It might be a bit of a stretch, but I’m going to say we can infer two things from this chart:
- For a long time, either term were acceptable.
- For almost 20 years, ‘disabled’ has been slowly falling from the lofty heights of mount acceptable.
I mean think about it, what do all the ‘incorrect’ words have in common? They’re old!
And we know with 100% certainty that at some point in the future, ‘disabled’ will be considered old. I would be willing to bet that within 20 years ‘disabled’ will become a slur.
Rather than take a wild guess at how the word ‘disabled’ will fall from grace, I’m going to talk about a word that is already becoming a slur: ‘autistic’.
There is a little sub-community online for people that play games. I don’t follow this stuff, but because of the sheer volume of people who do, posts in this community tend to bubble their way to the surface of my polite little world. (That is to say, they show up on the front page of Reddit.)
I was a tad shocked to see that autism is used as a casual-but-nasty insult. A lot. These kids (I guess) throw it around like I would the word ‘moron’.
Hmm, the word ‘moron’. If I recall correctly, like ‘autistic’ and ‘retarded’, the word ‘moron’ has medical roots. Referring to someone with “a mental age of about 8–12” (did you just think of the president of the United States? What a time to be alive).
So hey, this is getting messy but interesting. We appear to have four words at different stages of acceptability.

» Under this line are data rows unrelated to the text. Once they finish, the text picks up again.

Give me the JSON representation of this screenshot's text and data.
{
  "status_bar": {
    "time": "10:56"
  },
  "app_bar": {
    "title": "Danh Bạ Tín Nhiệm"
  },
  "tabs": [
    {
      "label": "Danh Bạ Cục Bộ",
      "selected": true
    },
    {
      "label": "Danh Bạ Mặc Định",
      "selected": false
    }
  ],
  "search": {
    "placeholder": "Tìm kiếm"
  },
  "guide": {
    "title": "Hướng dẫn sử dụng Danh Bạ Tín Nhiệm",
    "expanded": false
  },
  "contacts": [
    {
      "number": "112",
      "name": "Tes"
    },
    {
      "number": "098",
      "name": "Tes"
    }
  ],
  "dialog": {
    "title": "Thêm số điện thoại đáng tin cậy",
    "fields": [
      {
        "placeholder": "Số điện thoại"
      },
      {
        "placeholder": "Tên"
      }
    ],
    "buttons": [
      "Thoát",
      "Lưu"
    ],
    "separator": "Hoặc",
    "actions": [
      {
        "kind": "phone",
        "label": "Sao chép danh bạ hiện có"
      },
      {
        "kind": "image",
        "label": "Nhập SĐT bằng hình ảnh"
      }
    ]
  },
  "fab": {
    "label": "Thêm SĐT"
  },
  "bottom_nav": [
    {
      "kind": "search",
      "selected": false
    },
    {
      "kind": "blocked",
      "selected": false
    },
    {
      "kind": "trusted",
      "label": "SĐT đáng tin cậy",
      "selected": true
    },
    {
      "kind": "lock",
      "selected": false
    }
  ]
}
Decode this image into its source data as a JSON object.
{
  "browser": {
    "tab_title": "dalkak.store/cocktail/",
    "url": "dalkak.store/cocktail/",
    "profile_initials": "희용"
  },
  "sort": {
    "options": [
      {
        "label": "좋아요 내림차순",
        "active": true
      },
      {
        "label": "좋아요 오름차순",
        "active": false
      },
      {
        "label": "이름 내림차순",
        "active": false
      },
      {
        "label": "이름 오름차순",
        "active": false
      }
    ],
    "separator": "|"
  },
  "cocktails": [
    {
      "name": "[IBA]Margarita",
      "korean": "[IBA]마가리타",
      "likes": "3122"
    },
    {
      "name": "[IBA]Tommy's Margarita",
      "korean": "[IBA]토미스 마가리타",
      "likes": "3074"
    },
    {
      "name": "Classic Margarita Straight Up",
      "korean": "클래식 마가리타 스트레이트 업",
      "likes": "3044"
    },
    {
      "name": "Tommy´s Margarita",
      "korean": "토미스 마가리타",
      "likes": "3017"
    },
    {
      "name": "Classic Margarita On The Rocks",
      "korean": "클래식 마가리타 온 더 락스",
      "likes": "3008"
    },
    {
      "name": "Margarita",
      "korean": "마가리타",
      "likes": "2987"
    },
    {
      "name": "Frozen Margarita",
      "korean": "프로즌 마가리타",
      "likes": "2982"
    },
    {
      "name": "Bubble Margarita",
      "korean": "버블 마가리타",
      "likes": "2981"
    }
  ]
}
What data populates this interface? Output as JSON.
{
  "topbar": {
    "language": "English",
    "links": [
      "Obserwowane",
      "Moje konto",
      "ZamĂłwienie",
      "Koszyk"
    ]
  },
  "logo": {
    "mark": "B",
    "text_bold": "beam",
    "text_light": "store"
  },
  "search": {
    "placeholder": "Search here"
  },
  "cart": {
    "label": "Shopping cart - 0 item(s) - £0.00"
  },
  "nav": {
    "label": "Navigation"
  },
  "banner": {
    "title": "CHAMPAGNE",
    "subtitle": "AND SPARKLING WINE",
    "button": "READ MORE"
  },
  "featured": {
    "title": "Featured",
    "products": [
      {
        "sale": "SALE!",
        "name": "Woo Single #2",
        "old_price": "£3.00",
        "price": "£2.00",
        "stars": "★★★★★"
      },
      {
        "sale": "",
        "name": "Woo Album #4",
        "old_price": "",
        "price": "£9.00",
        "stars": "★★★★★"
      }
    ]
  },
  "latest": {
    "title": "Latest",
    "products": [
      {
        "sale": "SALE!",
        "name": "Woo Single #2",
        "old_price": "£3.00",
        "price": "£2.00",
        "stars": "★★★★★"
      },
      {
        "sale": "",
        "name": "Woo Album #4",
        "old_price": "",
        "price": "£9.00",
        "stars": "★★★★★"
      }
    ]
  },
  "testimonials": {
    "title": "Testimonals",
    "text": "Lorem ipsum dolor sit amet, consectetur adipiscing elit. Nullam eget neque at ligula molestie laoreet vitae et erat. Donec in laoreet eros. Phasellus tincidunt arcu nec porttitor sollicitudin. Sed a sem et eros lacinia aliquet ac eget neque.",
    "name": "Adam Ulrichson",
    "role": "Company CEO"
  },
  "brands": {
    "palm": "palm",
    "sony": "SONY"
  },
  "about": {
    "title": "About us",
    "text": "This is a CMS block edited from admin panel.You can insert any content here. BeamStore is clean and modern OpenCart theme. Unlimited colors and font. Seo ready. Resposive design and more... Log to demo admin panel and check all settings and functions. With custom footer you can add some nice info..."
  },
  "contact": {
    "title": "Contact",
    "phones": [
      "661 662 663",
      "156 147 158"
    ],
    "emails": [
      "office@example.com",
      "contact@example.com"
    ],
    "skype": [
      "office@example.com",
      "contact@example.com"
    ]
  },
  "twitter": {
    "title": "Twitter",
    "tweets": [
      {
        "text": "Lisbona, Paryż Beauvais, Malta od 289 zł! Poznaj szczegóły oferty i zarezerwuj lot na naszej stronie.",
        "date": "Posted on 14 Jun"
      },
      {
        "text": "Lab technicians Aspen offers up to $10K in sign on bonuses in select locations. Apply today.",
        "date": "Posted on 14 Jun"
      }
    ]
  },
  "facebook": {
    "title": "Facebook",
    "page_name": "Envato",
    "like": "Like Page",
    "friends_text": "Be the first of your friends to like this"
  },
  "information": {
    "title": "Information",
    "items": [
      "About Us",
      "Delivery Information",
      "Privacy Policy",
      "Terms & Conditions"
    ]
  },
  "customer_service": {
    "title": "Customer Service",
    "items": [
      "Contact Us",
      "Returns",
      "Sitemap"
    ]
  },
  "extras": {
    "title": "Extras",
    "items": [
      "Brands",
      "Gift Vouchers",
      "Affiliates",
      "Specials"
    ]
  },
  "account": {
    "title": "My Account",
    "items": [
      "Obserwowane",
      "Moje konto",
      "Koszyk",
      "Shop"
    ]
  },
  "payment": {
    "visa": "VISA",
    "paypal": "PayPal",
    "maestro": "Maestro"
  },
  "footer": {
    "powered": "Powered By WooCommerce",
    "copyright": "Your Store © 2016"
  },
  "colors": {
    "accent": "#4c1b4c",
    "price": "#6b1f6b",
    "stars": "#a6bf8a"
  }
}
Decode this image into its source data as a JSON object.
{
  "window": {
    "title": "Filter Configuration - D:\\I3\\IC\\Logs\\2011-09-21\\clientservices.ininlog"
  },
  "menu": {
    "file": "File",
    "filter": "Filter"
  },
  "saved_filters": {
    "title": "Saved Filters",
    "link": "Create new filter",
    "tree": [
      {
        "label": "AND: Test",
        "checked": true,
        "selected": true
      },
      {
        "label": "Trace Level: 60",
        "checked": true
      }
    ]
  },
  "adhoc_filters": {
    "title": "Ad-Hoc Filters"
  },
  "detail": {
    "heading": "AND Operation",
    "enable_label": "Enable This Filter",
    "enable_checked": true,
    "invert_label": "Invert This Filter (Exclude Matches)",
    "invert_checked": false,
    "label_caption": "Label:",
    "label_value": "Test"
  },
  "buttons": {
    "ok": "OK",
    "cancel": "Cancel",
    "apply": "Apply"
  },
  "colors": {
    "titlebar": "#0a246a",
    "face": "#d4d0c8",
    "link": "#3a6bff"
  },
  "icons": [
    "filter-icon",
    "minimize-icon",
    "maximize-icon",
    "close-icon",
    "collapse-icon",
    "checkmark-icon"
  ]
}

Disabled, autistic, retarded, moron.
I wonder if I can pull all of this together…
‘Disabled’ is — as all of these words were at some point — a purely medical term with almost no negative connotations. For now.
‘Autistic’ was in the same spot, but I’m afraid, ladies and gentlemen, that it has begun its descent into insult territory.
‘Retarded’ has been through these two phases already (having lost its punch as an aggressive insult in the early 2000's) and is currently just an offensive term on it’s way to being a harmless insult.
Lastly, good old ‘moron’ has been through the wash and is now a plain old everyday insult — not exactly a nice thing to say, but no one’s dropping their tea cup when you bring it out.
I believe all words will take this journey. And the time taken to move through the phases is speeding up as the world becomes more focused on unacceptable language.
So what’s the point of all this? Is there anything we can fix, anything we can do better?
Yes, I think so.
I think we can drop this obsession with the concept of wrong words and phrases.
People should feel safe to discuss mental illness and blind people and handicapped people without fear of being chastised for unintentionally using a word or phrase that has been deemed offensive.
What can you do?
If you’re just an individual, the next time you’re about to correct someone for using a term that is currently on the naughty list, stop for a second and ask yourself “Are this person’s intentions good? Do they deserve to be interrupted and made to feel bad? Do I want to create a hostile environment that stifles communication about the current topic?”
If you’re an organisation that crafts guidance on terminology, rather than creating long lists of unacceptable terms, perhaps assure people that they shouldn’t be afraid of using the wrong terms. That what really matters is how they treat people.